Washington (CNN)If Jim Webb had his way, the Democratic Party would return to its "Franklin Roosevelt, Harry Truman, Andrew Jackson roots" and put a greater focus on "white, working people."

Webb, the former Democratic senator from Virginia who is entertaining a run 2016 presidential nomination, told NPR Friday morning that his party has not focused enough on white, working class voters in the past elections. In order to be successful in the future, Webb said, that will need to change.
"I think they could do better with white, working people and I think this last election showed that," Webb said, referencing the 2014 midterms where Republicans took control of the Senate and added more power in the House. "The Democratic Party could do very well to return to its Franklin Roosevelt, Harry Truman, Andrew Jackson roots where the focus of the party was making sure that all people who lack a voice in the corridors of power could have one through the elected represented."
Pressed on his statement by NPR's Steve Inskeep, Webb said that he doesn't think Democrats' distancing from white, working people was a byproduct of President Barack Obama's election.
    "This was happening before President Obama," Webb said.
    Looking ahead to a 2016 race that he may run in, Webb added: "You are not going to have a situation again where you have 96% of the African American vote turning out for one presidential candidate. ... We need to get back to the principles of the Democratic Party that we are going to give everyone who needs access to the corridors of power that access regardless of any of your antecedents. I think that is a fair concept."
    In 2012, the last presidential election, Republican Mitt Romney won nearly 60% of all white voters, compared to Obama's 40%. That difference is an increased split from 2008, when Obama won 43% of the white vote and Republican John McCain won 55%.
    If Webb were to enter the 2016 presidential race, he would do so as a longshot candidate. Not only would he likely be challenging Hillary Clinton for the 2016 nomination, but he told Inskeep that raising money would be a big challenge.
    Like other Democrats toiling about a presidential run, Webb declined to directly attack Clinton.

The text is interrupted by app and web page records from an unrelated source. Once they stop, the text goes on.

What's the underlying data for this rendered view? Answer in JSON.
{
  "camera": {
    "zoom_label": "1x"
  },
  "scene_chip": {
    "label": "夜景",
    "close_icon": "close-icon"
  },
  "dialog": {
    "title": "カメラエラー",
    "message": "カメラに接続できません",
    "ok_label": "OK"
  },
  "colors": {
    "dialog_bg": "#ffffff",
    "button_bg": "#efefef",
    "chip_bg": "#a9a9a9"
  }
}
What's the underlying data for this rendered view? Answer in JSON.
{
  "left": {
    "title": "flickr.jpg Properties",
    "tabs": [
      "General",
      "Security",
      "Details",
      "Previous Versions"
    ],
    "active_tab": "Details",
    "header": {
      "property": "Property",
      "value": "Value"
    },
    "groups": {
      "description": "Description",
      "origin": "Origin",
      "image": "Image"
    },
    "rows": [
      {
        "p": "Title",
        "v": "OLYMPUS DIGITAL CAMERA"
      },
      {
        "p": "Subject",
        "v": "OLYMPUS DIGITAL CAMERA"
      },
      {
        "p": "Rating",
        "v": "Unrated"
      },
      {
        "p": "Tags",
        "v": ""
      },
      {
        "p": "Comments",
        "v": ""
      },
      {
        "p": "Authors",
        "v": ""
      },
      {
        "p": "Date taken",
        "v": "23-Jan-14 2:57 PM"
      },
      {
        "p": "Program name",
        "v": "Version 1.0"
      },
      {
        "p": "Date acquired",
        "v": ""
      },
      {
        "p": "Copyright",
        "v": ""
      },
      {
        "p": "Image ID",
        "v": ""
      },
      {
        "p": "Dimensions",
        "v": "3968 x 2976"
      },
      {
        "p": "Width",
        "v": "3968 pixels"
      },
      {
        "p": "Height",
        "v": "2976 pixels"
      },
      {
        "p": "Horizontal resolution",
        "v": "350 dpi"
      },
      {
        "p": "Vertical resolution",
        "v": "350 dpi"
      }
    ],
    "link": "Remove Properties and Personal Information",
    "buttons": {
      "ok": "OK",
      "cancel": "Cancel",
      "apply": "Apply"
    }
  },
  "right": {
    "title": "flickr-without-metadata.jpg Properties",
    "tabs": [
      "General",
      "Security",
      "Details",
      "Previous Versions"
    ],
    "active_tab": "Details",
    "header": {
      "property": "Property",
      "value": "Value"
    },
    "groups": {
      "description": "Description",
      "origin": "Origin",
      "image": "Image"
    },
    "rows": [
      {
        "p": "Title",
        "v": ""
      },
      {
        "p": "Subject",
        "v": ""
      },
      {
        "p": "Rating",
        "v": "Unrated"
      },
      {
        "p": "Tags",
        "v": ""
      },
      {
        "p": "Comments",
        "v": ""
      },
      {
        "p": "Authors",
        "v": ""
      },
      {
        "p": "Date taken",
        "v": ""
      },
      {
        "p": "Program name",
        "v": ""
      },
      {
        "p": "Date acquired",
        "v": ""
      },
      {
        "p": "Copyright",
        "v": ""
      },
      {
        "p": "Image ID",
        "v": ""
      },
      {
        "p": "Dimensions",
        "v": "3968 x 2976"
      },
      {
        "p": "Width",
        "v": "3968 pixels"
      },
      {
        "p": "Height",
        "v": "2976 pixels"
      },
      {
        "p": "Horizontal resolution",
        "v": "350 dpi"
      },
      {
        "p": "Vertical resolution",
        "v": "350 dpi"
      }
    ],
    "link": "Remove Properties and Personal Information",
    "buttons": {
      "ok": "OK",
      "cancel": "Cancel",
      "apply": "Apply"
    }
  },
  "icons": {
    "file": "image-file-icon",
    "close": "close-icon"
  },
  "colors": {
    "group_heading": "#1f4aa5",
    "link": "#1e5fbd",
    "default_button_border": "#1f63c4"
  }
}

    "I really don't have an answer for you on that," he said when asked how he would differentiate himself with the former secretary of state. "She has not announced that she is running, I haven't announced that I am running. If I were to run, it would not be as a counterpoint to her. I have issues that I care about, I want to put them on the table and we'll see."